§ Exercise directions:
Work out how many lines of the data contain "Details" and reply with that number alone.

§ Data for this exercise:
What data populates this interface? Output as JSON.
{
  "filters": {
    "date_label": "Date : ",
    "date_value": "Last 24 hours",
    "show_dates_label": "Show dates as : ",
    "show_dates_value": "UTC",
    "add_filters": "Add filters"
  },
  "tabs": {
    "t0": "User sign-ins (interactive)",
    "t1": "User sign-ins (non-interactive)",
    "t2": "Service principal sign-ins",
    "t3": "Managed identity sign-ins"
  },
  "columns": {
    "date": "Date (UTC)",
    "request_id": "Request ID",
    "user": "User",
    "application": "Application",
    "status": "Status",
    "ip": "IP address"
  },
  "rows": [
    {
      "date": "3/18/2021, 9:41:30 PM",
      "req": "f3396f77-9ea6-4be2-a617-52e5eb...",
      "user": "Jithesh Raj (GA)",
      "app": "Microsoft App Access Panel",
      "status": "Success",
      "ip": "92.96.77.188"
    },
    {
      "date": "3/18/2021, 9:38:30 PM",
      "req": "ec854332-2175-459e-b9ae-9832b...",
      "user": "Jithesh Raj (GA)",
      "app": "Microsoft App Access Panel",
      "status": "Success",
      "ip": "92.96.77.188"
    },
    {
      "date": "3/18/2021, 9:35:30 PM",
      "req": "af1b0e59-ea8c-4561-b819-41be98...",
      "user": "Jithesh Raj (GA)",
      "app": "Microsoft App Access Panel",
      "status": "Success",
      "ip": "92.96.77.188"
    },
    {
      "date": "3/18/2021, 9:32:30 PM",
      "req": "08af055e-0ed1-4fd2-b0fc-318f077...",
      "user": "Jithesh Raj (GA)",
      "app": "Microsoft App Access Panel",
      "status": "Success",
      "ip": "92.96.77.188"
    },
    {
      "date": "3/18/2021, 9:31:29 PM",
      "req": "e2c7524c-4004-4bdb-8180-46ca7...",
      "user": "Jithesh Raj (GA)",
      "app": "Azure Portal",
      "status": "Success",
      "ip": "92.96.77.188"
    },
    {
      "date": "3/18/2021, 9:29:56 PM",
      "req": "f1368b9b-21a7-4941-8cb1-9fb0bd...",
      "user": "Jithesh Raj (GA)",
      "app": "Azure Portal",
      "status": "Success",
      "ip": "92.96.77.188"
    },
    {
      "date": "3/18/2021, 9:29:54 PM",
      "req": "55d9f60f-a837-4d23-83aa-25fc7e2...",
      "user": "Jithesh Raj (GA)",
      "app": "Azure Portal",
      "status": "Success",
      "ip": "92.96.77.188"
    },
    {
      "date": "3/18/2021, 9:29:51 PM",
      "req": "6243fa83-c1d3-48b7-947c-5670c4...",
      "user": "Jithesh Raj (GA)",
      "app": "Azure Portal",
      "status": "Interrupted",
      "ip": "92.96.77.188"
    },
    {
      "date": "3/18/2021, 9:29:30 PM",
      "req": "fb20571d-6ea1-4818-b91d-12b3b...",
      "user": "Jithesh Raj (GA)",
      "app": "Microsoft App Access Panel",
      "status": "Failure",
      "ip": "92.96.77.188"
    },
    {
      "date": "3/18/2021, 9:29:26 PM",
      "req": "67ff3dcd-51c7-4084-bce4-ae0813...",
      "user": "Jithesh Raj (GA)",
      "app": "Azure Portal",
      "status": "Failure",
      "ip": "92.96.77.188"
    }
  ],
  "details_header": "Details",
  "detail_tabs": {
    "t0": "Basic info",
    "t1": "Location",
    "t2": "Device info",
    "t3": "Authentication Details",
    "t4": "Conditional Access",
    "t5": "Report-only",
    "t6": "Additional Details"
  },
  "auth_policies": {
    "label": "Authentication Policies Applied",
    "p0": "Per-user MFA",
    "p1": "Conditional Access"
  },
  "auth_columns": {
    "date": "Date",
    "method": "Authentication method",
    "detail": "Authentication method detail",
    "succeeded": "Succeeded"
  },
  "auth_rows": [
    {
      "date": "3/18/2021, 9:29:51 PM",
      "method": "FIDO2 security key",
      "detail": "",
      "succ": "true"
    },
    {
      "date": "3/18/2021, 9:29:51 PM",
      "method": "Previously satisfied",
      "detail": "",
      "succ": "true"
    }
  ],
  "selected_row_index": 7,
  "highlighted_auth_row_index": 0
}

§ Solved problem:
3